Sitting here Down Under, immersed in the Western mode of being Anglican and being human, it is reasonably easy to understand the consistency of ++Rowan Williams one month inhibiting TEC members of certain Communion committees consequential on the consecration of non-celibate Mary Glasspool to be bishop and the next month, apparently, not inhibiting the C of E appointments' process commending celibate Jeffrey John for nomination as bishop. But I am guessing that in some parts of the Communion, both in the Global South, and in churches sympathetic to the Global South (including parishes in Southwark and California), perceptions are different. Insufficient action against TEC, and no action against John amounts to a completely different way of responding to the presence of homosexuality in society and church. An unacceptable way which, in the end, is being driven as much as anything (IMHO) by cultural differences: in both the USA and the UK (and in NZ) our societies have moved very very fast relative to history to embrace homosexuals as normal, ordinary, equitable, indiscriminate citizens. It is not so much that the church is being pressed to conform to an alien culture around it (though this is a factor) but that the culture is challenging the church to welcome 'aliens' in its midst as full, included, insiders. The church has been caught so flat footed in a number of cases that our protestations of our "rights" to determine what is right and wrong appear to bring the gospel into disrepute: how come the community of love is so filled with fear of those who are "different"? In any case, our culture is pressing us to consider that homosexuals are not different, but like us, being our friends and family.

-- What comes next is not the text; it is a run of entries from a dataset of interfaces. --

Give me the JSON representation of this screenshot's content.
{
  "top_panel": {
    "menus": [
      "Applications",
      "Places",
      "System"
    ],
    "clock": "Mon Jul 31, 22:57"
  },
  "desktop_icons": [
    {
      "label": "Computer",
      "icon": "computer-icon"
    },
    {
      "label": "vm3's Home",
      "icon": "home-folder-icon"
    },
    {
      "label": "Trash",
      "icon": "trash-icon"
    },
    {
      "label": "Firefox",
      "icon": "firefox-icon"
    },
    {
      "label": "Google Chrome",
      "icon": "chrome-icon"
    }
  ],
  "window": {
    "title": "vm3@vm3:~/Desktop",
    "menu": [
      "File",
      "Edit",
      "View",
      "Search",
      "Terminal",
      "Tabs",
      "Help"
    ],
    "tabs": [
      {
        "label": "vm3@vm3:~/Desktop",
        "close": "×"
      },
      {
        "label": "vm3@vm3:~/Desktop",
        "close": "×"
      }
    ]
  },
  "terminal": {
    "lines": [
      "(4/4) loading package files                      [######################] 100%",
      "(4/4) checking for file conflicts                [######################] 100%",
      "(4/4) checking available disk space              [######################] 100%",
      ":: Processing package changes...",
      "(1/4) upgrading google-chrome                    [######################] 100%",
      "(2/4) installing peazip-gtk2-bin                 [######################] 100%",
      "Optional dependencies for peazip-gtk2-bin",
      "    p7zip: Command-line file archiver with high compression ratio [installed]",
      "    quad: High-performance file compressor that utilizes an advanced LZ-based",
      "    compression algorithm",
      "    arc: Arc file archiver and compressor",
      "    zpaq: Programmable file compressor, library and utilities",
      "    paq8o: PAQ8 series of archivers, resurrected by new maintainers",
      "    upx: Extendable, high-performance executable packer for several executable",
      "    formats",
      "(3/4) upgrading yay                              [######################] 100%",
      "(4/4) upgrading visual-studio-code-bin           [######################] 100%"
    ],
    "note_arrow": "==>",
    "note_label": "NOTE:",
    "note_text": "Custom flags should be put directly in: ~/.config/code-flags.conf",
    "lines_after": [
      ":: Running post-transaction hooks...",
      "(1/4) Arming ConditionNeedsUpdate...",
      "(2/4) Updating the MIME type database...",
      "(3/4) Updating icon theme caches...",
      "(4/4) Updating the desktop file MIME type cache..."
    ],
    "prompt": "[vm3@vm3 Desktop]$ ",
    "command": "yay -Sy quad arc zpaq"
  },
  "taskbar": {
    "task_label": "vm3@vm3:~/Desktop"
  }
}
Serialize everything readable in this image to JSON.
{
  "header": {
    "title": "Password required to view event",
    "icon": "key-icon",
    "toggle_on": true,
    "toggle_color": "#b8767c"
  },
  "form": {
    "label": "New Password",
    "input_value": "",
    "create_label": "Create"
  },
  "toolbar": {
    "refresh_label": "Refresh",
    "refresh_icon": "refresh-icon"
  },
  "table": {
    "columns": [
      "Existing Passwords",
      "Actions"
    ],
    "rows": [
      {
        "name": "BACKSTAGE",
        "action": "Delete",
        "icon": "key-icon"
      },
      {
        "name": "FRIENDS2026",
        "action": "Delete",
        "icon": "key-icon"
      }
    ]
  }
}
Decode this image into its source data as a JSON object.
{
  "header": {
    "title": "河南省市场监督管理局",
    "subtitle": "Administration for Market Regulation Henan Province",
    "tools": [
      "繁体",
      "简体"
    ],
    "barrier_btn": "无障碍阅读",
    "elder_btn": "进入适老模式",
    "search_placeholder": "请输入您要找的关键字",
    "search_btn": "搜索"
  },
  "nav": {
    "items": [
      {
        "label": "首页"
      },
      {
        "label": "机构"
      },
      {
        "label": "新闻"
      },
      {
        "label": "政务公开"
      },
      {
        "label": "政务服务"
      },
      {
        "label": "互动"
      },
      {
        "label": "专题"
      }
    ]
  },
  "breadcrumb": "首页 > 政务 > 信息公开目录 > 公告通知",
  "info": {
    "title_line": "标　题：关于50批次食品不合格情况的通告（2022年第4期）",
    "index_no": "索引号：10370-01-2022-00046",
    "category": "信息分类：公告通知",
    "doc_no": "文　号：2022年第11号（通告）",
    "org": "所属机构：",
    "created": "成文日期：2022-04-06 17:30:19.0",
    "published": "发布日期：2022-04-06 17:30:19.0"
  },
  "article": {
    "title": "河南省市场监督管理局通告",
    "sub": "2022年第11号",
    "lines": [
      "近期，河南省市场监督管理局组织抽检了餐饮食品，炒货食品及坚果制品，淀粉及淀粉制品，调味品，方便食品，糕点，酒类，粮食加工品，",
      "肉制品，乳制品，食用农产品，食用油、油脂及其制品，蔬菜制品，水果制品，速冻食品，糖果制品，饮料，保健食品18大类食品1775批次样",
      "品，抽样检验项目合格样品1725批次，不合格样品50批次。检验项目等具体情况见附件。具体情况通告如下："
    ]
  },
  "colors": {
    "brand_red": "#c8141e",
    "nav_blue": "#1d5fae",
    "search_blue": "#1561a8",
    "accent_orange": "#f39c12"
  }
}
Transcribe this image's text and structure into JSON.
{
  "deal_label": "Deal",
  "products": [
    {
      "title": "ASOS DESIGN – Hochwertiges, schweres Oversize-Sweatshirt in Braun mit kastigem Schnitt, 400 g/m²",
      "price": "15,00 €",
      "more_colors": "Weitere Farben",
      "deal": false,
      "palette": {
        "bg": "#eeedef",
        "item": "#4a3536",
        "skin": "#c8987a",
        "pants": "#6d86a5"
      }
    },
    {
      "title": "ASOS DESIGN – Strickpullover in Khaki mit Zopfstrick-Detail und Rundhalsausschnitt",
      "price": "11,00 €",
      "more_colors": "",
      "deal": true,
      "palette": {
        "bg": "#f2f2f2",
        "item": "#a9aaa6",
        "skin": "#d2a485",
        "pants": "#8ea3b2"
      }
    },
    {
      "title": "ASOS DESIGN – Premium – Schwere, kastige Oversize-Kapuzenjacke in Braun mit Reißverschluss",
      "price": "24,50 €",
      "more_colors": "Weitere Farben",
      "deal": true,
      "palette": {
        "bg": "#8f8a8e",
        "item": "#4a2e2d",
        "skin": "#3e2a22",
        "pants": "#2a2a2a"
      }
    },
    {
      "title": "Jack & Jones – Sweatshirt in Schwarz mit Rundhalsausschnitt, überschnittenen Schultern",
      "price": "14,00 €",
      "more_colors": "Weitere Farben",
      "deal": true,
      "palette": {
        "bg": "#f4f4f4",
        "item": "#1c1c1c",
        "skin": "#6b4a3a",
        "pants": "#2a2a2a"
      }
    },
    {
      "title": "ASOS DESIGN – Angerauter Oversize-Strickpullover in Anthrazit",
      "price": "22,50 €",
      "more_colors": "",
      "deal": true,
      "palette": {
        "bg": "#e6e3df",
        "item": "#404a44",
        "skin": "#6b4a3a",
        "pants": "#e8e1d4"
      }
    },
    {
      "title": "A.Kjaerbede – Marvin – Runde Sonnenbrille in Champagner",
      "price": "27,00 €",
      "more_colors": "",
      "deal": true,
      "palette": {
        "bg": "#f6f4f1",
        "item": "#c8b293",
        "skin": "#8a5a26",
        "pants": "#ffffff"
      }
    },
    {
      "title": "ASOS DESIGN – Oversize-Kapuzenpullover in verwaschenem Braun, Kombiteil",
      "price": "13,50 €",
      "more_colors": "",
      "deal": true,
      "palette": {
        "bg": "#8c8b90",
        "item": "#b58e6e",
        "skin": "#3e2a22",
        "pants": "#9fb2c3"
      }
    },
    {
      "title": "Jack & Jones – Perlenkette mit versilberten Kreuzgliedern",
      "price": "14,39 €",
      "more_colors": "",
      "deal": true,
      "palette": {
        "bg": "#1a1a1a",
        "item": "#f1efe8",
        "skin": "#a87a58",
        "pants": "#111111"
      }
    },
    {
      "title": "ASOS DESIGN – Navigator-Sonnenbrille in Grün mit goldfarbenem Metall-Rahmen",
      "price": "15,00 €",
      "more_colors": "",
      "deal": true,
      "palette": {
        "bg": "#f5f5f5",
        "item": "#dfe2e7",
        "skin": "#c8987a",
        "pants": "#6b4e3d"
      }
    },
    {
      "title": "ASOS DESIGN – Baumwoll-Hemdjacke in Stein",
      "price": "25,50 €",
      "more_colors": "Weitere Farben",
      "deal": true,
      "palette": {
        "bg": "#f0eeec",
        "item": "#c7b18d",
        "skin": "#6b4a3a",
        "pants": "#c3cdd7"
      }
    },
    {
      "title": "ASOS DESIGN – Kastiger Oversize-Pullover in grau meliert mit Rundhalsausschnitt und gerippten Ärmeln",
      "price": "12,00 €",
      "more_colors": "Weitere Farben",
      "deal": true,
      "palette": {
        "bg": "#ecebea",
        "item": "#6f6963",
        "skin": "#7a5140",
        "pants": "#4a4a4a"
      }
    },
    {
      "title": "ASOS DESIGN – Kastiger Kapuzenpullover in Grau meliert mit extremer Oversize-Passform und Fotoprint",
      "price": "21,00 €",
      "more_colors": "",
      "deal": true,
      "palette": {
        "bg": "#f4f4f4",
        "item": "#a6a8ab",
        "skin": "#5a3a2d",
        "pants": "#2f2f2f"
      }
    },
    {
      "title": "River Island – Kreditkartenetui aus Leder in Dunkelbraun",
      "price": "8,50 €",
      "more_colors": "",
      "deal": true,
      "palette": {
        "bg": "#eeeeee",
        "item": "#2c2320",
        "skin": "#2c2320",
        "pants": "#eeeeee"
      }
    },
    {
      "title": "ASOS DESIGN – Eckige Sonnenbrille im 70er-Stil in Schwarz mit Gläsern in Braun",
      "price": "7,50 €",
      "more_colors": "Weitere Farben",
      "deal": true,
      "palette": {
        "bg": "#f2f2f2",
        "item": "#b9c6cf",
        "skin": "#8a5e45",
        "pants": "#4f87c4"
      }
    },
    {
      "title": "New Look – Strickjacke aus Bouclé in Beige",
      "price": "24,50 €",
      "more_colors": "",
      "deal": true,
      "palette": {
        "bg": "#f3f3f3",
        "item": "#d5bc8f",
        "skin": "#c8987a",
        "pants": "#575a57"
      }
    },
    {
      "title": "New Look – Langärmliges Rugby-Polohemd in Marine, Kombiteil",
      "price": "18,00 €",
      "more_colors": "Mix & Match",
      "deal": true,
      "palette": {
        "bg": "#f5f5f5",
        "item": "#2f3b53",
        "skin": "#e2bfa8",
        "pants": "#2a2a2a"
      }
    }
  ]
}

Of these questions and issues, of the nuances being explored, willingly or unwillingly, by the Western church, there seems little evidence of understanding in the minds of African prelates and Asian princes of the church, to say nothing of some of us known as 'conservative' sitting in the very citadels of changing societal attitude. Now time may prove that the understanding of African, Asian, and conservative Western church leaders is full of wisdom from above. (That part at least which refuses to let go of the moral question of same sex sexual relationships. Homophobically driven "kill gays" legislation will not be proven to be wisdom from above). But right now, the difference in understanding, the appreciation of the question of human dignity as represented in the Western world compared to parts of the non-Western world toying with more rather than less repressive anti-homosexuality laws, is so great as to likely constitute a cleavage in the Communion, rending asunder what man - colonial rulers, missionaries, Victorian bishops - joined together, the Church of England and its fledgling children as one incipient global church. Archbishop Rowan may yet preside over his worst case scenario, the clear, un-spinnable break up of the Communion, but not because his own gifts of wisdom and leadership have been less than any other leader could have provided, but because the cultural forces at work have been more like two continents colliding than a train wreck which might have been averted if only the driver had better sight.